__What is needed__
Copy each line below holding "this".

__Data shown__

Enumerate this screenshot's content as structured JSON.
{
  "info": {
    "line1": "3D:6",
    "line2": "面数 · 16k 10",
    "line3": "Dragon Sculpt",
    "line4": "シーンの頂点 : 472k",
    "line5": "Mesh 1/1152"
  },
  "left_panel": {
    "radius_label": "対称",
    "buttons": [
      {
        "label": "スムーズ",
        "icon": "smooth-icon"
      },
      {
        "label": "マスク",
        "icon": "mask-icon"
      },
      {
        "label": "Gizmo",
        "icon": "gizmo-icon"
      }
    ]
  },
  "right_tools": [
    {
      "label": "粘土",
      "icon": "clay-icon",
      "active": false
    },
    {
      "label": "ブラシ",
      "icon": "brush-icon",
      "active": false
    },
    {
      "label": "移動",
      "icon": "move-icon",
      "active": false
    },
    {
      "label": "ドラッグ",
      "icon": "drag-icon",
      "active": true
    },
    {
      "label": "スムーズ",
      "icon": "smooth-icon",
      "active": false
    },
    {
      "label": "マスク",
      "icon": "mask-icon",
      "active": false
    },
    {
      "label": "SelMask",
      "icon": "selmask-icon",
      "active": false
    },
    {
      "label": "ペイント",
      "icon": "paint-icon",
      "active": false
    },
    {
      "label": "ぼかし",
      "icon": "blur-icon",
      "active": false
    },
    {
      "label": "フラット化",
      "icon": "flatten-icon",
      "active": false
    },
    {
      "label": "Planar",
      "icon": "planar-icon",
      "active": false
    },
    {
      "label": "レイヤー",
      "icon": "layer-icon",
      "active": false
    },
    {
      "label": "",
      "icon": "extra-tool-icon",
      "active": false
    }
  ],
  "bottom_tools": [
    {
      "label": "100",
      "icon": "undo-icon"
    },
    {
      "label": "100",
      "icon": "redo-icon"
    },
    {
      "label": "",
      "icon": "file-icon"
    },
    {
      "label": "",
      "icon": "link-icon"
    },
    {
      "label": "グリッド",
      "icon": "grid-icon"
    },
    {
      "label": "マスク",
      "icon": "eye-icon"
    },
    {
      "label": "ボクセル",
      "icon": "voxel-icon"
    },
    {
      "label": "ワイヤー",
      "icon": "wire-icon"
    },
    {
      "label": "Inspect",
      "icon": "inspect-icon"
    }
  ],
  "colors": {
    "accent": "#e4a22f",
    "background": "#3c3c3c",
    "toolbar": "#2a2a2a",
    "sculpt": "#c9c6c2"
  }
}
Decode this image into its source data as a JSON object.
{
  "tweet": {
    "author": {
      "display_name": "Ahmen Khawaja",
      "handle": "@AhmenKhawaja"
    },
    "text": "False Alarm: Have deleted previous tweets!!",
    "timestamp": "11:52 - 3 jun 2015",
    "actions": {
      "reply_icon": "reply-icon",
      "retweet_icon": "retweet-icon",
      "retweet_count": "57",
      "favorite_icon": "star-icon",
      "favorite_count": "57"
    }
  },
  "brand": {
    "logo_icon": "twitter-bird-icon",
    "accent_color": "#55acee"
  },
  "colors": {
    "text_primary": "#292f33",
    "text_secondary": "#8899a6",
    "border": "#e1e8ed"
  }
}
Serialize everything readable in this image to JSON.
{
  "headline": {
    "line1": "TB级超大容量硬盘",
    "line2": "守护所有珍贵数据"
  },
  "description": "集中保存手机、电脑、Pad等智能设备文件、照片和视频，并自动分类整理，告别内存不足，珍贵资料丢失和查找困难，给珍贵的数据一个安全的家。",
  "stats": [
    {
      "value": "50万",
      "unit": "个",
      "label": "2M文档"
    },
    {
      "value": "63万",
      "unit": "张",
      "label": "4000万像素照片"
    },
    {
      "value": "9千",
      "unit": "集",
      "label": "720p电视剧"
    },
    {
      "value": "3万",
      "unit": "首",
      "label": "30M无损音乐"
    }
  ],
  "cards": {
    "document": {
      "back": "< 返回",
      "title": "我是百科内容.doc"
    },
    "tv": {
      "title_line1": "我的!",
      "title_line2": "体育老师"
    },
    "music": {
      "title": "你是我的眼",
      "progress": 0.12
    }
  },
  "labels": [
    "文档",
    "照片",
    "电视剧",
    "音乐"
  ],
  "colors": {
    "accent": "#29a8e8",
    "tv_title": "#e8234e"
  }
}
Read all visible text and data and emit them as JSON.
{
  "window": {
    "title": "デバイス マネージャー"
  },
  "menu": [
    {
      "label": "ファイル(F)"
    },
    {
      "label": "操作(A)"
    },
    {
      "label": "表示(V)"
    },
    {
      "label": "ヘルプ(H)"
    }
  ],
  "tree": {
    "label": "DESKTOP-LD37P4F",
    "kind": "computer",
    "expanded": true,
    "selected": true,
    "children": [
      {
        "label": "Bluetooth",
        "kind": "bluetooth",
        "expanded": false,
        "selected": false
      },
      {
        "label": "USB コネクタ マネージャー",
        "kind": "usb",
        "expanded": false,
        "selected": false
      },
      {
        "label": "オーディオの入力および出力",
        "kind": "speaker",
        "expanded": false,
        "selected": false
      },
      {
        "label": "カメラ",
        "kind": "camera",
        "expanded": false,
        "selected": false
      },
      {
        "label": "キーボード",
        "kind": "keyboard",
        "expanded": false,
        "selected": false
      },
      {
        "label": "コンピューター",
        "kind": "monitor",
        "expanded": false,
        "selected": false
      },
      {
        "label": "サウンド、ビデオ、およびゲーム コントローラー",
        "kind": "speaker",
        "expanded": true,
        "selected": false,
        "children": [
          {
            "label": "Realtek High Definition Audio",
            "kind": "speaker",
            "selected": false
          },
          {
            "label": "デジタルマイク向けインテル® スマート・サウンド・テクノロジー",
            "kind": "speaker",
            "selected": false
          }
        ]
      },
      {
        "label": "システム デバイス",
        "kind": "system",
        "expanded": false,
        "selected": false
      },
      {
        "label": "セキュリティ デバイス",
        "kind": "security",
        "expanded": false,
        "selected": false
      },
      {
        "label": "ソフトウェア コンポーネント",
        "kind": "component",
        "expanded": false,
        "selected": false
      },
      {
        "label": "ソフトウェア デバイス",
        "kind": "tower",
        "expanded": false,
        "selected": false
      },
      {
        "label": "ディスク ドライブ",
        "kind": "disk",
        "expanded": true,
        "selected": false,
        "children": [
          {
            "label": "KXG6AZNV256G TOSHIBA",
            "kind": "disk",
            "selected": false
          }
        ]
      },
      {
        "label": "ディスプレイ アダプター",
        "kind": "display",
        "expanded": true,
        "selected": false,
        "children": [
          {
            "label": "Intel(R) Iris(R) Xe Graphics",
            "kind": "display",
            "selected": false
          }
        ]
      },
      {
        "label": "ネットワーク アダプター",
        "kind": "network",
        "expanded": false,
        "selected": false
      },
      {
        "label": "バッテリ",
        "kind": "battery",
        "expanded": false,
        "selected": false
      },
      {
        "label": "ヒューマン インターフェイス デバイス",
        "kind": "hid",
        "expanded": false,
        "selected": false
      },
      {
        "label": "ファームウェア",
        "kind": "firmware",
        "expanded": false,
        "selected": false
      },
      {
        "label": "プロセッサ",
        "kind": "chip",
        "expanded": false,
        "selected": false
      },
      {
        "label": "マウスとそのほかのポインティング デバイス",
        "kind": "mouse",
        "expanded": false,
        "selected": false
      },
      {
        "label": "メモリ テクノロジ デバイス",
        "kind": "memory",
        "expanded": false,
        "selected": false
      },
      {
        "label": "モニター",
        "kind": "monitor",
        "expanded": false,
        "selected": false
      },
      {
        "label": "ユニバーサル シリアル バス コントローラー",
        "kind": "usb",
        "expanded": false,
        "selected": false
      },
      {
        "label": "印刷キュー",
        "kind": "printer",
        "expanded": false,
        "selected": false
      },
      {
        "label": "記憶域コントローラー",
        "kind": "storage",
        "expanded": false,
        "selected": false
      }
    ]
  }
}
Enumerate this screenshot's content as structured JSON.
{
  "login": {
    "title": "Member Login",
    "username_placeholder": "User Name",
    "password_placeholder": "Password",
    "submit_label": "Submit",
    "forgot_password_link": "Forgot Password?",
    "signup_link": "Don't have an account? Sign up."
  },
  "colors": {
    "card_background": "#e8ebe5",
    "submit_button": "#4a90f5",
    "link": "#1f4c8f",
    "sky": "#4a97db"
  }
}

__Exercise response__
Enumerate this screenshot's content as structured JSON.
Decode this image into its source data as a JSON object.
Serialize everything readable in this image to JSON.
Enumerate this screenshot's content as structured JSON.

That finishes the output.